4 Signs You Need to Make a Career Shift in the 2020 Economy, According to Experts

Woman on phone


Profile Picture
For most people, there comes a time where their current career isn't cutting it and a career change is in order. But should that career change be joining a new organization or making a total career shift? 
The events of 2020 — from COVID placing our occupations in perspective to the current economy shutting down many of our workplaces — may have sparked this process in many of our minds. So, what are the surefire signs you should make a career pivot, even in this economy? Here's what experts say:

1. You're looking at an industry that's expanding in 2020.

If you're looking to make a career change right into an industry that's currently expanding, you may be making a good move, according to Nicholas Wyman, CEO of IWSI America or the Institute for Workplace Skills & Innovation. Making investments in a career change, like receiving higher education, should be carefully considered for their ROI. And in the 2020 economy, certain fields are much safer bets than others. 
"Be aware of markets or fields expanding due to COVID-19," he said. "Public health, human/social services, technology and data-driven services."
The argument for a change into a growing field is especially strengthened if you're leaving a struggling one, such as travel or hospitality. 

2. You can't imagine going back to your career after COVID-19. 

However, complete pragmatism doesn't have to be the only reason for a career shift. One of the biggest signs you should make a change? Time away from the workplace has shown you that you can't go back. 
"One of the biggest indicators that it's time for a switch is that you can't imagine going back to the way things were," Michele Mavi, Career Strategist and Founder of MonumentalMe.com, said. "[People] are finding incredible comfort in the escape provided by this new normal and are dreading the idea of having to go back to the work.
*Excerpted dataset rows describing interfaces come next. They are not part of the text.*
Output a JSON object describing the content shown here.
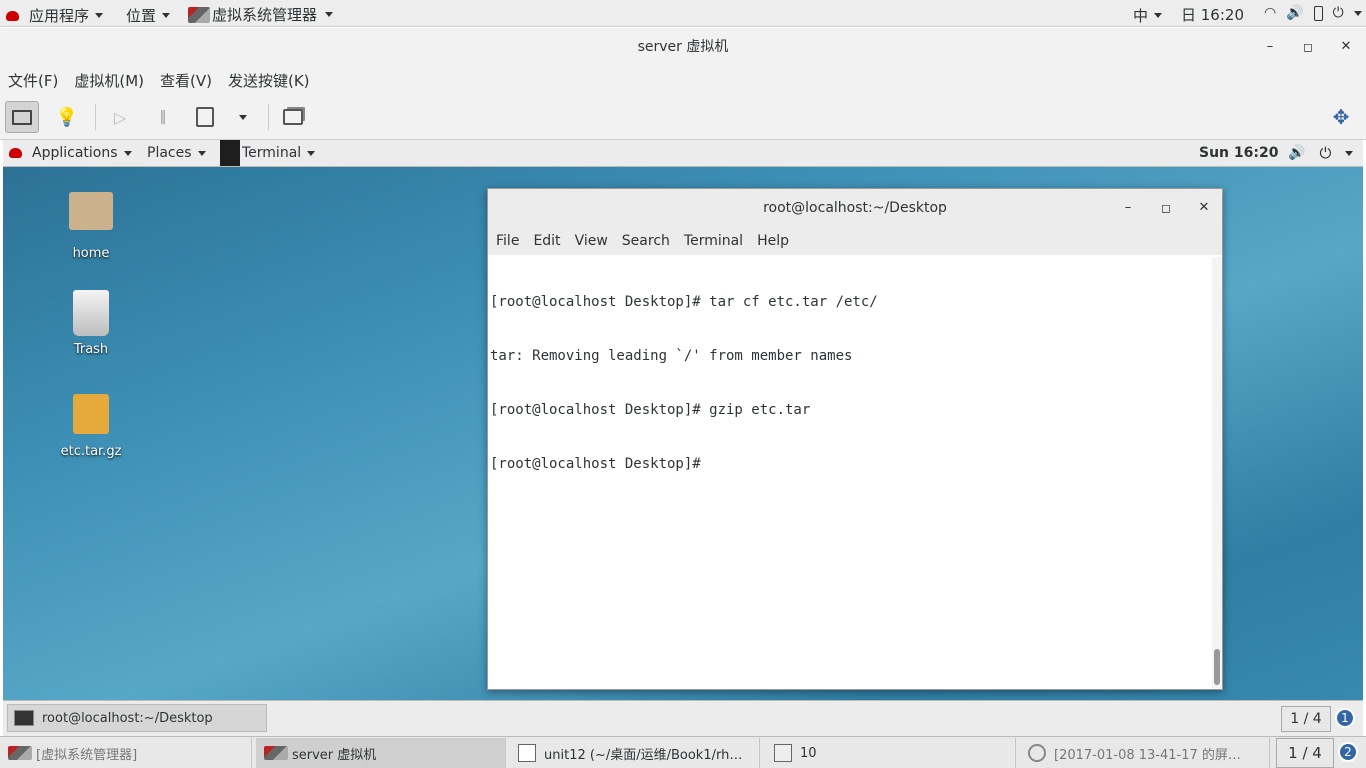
{
  "host_top": {
    "applications": "应用程序",
    "places": "位置",
    "app_name": "虚拟系统管理器",
    "input_method": "中",
    "clock": "日 16:20"
  },
  "vm_window": {
    "title": "server 虚拟机",
    "menu": [
      "文件(F)",
      "虚拟机(M)",
      "查看(V)",
      "发送按键(K)"
    ]
  },
  "guest_top": {
    "applications": "Applications",
    "places": "Places",
    "terminal": "Terminal",
    "clock": "Sun 16:20"
  },
  "desktop_icons": [
    {
      "label": "home"
    },
    {
      "label": "Trash"
    },
    {
      "label": "etc.tar.gz"
    }
  ],
  "terminal": {
    "title": "root@localhost:~/Desktop",
    "menu": [
      "File",
      "Edit",
      "View",
      "Search",
      "Terminal",
      "Help"
    ],
    "lines": [
      "[root@localhost Desktop]# tar cf etc.tar /etc/",
      "tar: Removing leading `/' from member names",
      "[root@localhost Desktop]# gzip etc.tar",
      "[root@localhost Desktop]# "
    ]
  },
  "guest_bottom": {
    "task": "root@localhost:~/Desktop",
    "workspace": "1 / 4",
    "badge": "1"
  },
  "host_bottom": {
    "tasks": [
      "[虚拟系统管理器]",
      "server 虚拟机",
      "unit12 (~/桌面/运维/Book1/rh…",
      "10",
      "[2017-01-08 13-41-17 的屏…"
    ],
    "workspace": "1 / 4",
    "badge": "2"
  }
}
It's normal for anyone to find it hard to be as motivated under these circumstances, but not caring about the quality of your work and having more anxiety at the thought of going back to work... is a clear indication that a change is in order."
If you've been dreading the work day since COVID-19 began — and if that feeling existed under the skin before all of this went down or continues once this is over – it may be time for a change. 
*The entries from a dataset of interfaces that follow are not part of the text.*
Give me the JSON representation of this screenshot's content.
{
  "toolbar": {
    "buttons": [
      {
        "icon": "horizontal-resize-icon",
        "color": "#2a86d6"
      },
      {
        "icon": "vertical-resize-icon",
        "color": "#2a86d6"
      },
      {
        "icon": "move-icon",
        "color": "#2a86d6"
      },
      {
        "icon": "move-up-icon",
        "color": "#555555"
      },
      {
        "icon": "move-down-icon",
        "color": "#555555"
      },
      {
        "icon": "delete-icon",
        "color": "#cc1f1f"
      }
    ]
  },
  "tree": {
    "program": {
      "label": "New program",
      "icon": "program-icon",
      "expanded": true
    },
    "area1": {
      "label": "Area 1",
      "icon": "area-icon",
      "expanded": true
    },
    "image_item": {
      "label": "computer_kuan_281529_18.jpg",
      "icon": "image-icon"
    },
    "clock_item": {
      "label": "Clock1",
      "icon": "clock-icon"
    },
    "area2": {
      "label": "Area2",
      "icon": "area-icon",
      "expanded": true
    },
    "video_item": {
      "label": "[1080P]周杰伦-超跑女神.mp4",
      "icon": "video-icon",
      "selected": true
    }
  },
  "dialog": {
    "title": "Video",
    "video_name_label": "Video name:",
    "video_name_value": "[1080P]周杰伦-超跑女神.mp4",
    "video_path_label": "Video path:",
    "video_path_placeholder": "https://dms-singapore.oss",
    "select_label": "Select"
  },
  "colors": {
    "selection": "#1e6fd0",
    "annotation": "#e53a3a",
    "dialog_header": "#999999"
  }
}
3. There's nowhere to grow.

If you fail to get excited about your next career move or if you have no idea what that next move would be, it may be time to change professions. After all, making a career shift isn't a failure to achieve that next step — it's just a recognition that another path may be better. This is especially true for professionals grappling with the devastation of their organization or field. 
Your next career path may be something you haven't considered yet, according to Sean Nguyen, a Director at Internet Advisor
"If you can’t imagine where you’ll be in 5 years within that career path, then it’s time to move on," he said. "Your time is best spent thinking about what makes you happy, what makes you feel fulfilled, what your goals are and what your strengths are. Somewhere, these aspects all meet in the middle, but you have to think outside the box. What are your skills? Where else can they be applied? What industries have you never considered before?"

4. You've done the groundwork and you still want to change. 

If you've felt the itch to change like the ones described above and if you're making a change to an industry that makes sense to you, there's one more step you need to take to know a career shift is right for you, according to Jennifer Spoelma, a professional career coach. 
"Too often, when people seek a career change, they do so with a 'grass is greener' mindset, meaning their primary motivator to make a change is based on trying to get rid of something negative they're experiencing in their current job," she said. "When changing something negative is your main motivator, you tend to have the perspective that anything will be better than your current situation. Or, that the grass will definitely be greener everywhere else. This thinking blinds you from critically assessing other opportunities to see if they really will be a good fit for you or lead to some of the same feelings you have in your current position."
"Doing the groundwork means taking time to really evaluate the elements you both enjoy and dislike about your current situation. Then, developing a strong visualization and understanding of what you're actually looking for in your next job. This will help you compare companies and job postings to your ideal position to help you decide if applying, or accepting an offer will actually be worth it."
If you've done the groundwork and still want to change, then you know your desire is for real. Now, it's time to get started! Here's our best advice for people career changing right now.